Blackhaw (Viburnum prunifolium)
I love my blackhaw tree. Blackhaws bloom at the same time Dogwoods do but they get kind of overlooked next to these showy neighbors. My Blackhaw came up uninvited right behind my house where I can see it from my kitchen window. This is one uninvited guest that is welcome to stay. I was fascinated by this newcomer that I did not recognize at first.
With very opposite branches and shiny leaves that are reddish bronze in color, I knew it had to be something special and so I let it grow until I figured out what it was.
I was rewarded the next year when in May it gifted me with a cluster of beautiful white flowers which turned into green, elliptical fruit which changed from a bright green to blue/black color in late fall. After most of the autumn color is gone from the other trees this little darling rewarded me with crimson and burgundy leaves.
I have since found out that my blackhaw has a large variety of common names such as cramp bark, sheepberry, shonny, sloe, sloe-leaved viburnum, stagbush, sweethaw, American sloe, king's crown, sheep berry, snowball, tree stagbush.
The name cramp bark must have derived from this little trees reputation for comforting those who suffer from menstrual cramps as it is reputed to ease such discomfort as well as the symptoms of menopause. Was it fate, luck or divine providence that this medicinal tree landed in my back yard just as I began my changing years?
Blackhaw seems to definately be a friend of womenkind and has also been used for false labor pains and threatened miscarriage.
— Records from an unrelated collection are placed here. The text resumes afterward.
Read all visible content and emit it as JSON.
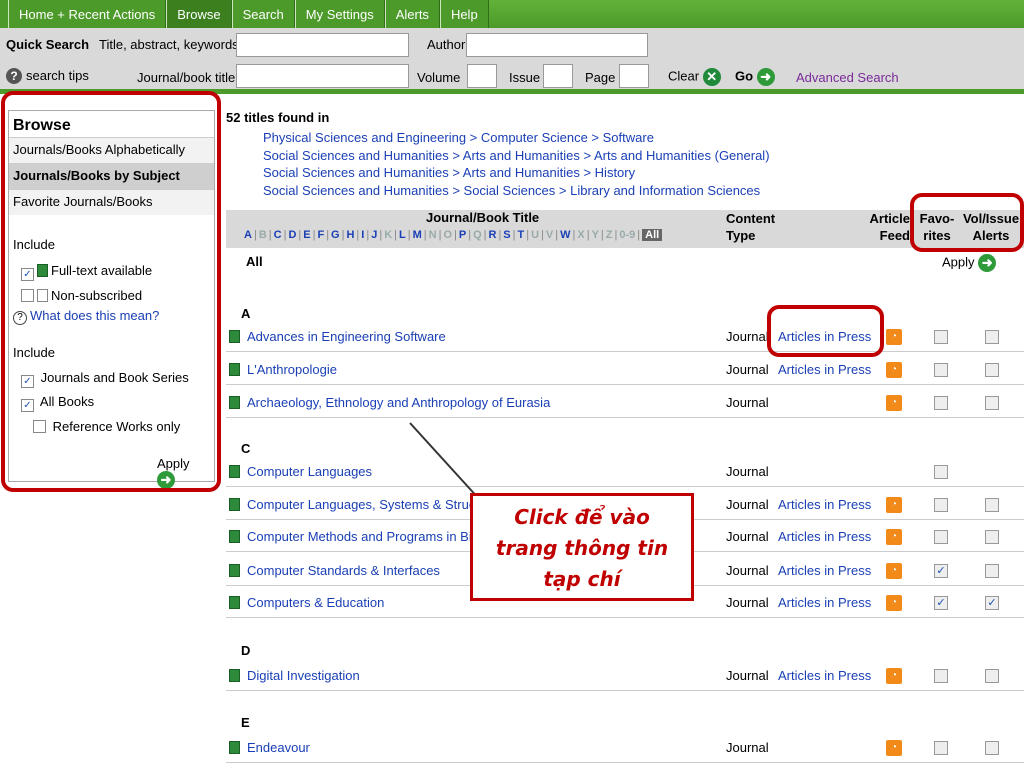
{
  "nav": {
    "tabs": [
      {
        "label": "Home + Recent Actions",
        "active": false
      },
      {
        "label": "Browse",
        "active": true
      },
      {
        "label": "Search",
        "active": false
      },
      {
        "label": "My Settings",
        "active": false
      },
      {
        "label": "Alerts",
        "active": false
      },
      {
        "label": "Help",
        "active": false
      }
    ]
  },
  "quick_search": {
    "label": "Quick Search",
    "title_label": "Title, abstract, keywords",
    "author_label": "Author",
    "search_tips": "search tips",
    "journal_label": "Journal/book title",
    "volume_label": "Volume",
    "issue_label": "Issue",
    "page_label": "Page",
    "clear_label": "Clear",
    "go_label": "Go",
    "advanced_label": "Advanced Search"
  },
  "sidebar": {
    "title": "Browse",
    "items": [
      {
        "label": "Journals/Books Alphabetically",
        "active": false
      },
      {
        "label": "Journals/Books by Subject",
        "active": true
      },
      {
        "label": "Favorite Journals/Books",
        "active": false
      }
    ],
    "include1_label": "Include",
    "fulltext_label": "Full-text available",
    "nonsub_label": "Non-subscribed",
    "what_means": "What does this mean?",
    "include2_label": "Include",
    "journals_series": "Journals and Book Series",
    "all_books": "All Books",
    "reference_only": "Reference Works only",
    "apply_label": "Apply"
  },
  "results": {
    "found_text": "52 titles found in",
    "breadcrumbs": [
      "Physical Sciences and Engineering > Computer Science > Software",
      "Social Sciences and Humanities > Arts and Humanities > Arts and Humanities (General)",
      "Social Sciences and Humanities > Arts and Humanities > History",
      "Social Sciences and Humanities > Social Sciences > Library and Information Sciences"
    ],
    "header": {
      "title_col": "Journal/Book Title",
      "content_line1": "Content",
      "content_line2": "Type",
      "article_line1": "Article",
      "article_line2": "Feed",
      "fav_line1": "Favo-",
      "fav_line2": "rites",
      "vol_line1": "Vol/Issue",
      "vol_line2": "Alerts"
    },
    "alphabet": {
      "letters": [
        "A",
        "B",
        "C",
        "D",
        "E",
        "F",
        "G",
        "H",
        "I",
        "J",
        "K",
        "L",
        "M",
        "N",
        "O",
        "P",
        "Q",
        "R",
        "S",
        "T",
        "U",
        "V",
        "W",
        "X",
        "Y",
        "Z",
        "0-9"
      ],
      "enabled": [
        "A",
        "C",
        "D",
        "E",
        "F",
        "G",
        "H",
        "I",
        "J",
        "L",
        "M",
        "P",
        "R",
        "S",
        "T",
        "W"
      ],
      "all_label": "All"
    },
    "all_row": "All",
    "apply_label": "Apply",
    "groups": [
      {
        "letter": "A",
        "rows": [
          {
            "title": "Advances in Engineering Software",
            "type": "Journal",
            "aip": "Articles in Press",
            "rss": true,
            "fav": false,
            "alert": false
          },
          {
            "title": "L'Anthropologie",
            "type": "Journal",
            "aip": "Articles in Press",
            "rss": true,
            "fav": false,
            "alert": false
          },
          {
            "title": "Archaeology, Ethnology and Anthropology of Eurasia",
            "type": "Journal",
            "aip": "",
            "rss": true,
            "fav": false,
            "alert": false
          }
        ]
      },
      {
        "letter": "C",
        "rows": [
          {
            "title": "Computer Languages",
            "type": "Journal",
            "aip": "",
            "rss": false,
            "fav": false,
            "alert": null
          },
          {
            "title": "Computer Languages, Systems & Struc",
            "type": "Journal",
            "aip": "Articles in Press",
            "rss": true,
            "fav": false,
            "alert": false
          },
          {
            "title": "Computer Methods and Programs in Bio",
            "type": "Journal",
            "aip": "Articles in Press",
            "rss": true,
            "fav": false,
            "alert": false
          },
          {
            "title": "Computer Standards & Interfaces",
            "type": "Journal",
            "aip": "Articles in Press",
            "rss": true,
            "fav": true,
            "alert": false
          },
          {
            "title": "Computers & Education",
            "type": "Journal",
            "aip": "Articles in Press",
            "rss": true,
            "fav": true,
            "alert": true
          }
        ]
      },
      {
        "letter": "D",
        "rows": [
          {
            "title": "Digital Investigation",
            "type": "Journal",
            "aip": "Articles in Press",
            "rss": true,
            "fav": false,
            "alert": false
          }
        ]
      },
      {
        "letter": "E",
        "rows": [
          {
            "title": "Endeavour",
            "type": "Journal",
            "aip": "",
            "rss": true,
            "fav": false,
            "alert": false
          }
        ]
      }
    ]
  },
  "callout": {
    "lines": [
      "Click để vào",
      "trang thông tin",
      "tạp chí"
    ]
  },
  "colors": {
    "nav_green": "#4c9a2a",
    "link_blue": "#1a3fb5",
    "annotation_red": "#c00000",
    "rss_orange": "#f28a1a"
  }
}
In addition, it has been used to lower blood pressure in hypertension and as an anti-spasmodic herb for the treatment of asthma.
I look forward to learning more about this beautiful understory tree and will post more information as it is gleamed.